> _Instructions to follow_: Scan the material below for every line with the string "BTool", and copy those lines.
──────── Material for the task ────────
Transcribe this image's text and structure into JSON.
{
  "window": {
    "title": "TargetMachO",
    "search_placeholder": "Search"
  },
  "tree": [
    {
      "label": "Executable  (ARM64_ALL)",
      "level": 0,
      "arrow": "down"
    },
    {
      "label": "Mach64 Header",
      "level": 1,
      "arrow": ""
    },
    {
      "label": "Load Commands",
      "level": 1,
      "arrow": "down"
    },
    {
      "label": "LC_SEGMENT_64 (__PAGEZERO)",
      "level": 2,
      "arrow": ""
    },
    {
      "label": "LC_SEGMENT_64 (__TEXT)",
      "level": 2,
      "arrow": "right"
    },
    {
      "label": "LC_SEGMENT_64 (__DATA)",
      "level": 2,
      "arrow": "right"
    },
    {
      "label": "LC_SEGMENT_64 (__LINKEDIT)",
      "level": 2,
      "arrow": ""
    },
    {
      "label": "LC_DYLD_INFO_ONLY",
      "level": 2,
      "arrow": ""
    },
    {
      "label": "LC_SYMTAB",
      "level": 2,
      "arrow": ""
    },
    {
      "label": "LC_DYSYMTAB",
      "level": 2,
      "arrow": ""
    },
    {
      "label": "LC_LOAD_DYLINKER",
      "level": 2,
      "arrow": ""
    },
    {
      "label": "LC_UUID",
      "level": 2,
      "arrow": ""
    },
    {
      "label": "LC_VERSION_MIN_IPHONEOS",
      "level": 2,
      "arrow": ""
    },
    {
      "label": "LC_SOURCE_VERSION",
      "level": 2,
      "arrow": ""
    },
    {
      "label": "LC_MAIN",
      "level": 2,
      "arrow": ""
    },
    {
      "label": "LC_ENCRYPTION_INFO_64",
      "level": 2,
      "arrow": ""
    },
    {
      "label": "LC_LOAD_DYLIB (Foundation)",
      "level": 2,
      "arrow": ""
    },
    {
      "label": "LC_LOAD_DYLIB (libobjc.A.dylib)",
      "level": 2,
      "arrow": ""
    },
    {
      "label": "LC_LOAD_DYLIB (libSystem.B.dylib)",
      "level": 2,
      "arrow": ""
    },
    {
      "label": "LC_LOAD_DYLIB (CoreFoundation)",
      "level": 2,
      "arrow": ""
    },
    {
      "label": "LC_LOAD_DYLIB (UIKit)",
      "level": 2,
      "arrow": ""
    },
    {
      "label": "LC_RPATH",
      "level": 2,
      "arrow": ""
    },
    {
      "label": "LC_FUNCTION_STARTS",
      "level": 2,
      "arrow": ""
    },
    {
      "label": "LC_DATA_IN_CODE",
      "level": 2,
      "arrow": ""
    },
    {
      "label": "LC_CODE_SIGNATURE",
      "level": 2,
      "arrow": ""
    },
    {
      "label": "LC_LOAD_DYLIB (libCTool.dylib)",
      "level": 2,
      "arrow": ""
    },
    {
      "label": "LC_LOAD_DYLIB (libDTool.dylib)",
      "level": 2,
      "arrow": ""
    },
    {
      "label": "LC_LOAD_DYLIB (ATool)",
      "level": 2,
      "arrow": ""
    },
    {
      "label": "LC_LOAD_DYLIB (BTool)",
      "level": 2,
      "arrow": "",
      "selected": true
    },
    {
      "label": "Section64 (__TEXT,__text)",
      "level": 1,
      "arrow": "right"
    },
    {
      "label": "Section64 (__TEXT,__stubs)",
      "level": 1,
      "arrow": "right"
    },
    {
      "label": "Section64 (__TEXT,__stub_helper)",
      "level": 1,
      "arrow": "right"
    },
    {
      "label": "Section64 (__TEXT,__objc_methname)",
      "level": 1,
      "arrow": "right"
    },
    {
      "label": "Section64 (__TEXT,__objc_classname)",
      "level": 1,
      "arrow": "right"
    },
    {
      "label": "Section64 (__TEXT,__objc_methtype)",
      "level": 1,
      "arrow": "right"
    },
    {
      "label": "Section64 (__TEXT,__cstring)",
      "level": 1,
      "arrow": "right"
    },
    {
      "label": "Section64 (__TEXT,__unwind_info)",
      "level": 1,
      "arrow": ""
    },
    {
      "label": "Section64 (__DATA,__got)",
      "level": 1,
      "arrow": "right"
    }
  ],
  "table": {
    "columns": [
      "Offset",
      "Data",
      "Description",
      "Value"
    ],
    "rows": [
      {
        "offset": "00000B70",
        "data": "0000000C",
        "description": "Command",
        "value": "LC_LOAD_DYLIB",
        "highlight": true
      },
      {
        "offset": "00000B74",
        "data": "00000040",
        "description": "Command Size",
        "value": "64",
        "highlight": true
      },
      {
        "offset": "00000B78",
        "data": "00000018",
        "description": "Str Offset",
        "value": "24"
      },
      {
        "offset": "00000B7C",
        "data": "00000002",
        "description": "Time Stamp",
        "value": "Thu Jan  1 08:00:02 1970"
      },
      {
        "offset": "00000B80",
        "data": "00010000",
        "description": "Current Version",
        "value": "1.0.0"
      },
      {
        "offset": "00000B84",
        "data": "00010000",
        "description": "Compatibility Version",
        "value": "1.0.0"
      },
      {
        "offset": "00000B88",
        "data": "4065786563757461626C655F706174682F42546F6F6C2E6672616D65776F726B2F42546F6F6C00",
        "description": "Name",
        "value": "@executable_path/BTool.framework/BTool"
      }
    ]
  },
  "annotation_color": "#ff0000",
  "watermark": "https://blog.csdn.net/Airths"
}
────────
> _Output_:
      "label": "LC_LOAD_DYLIB (BTool)",
        "value": "@executable_path/BTool.framework/BTool"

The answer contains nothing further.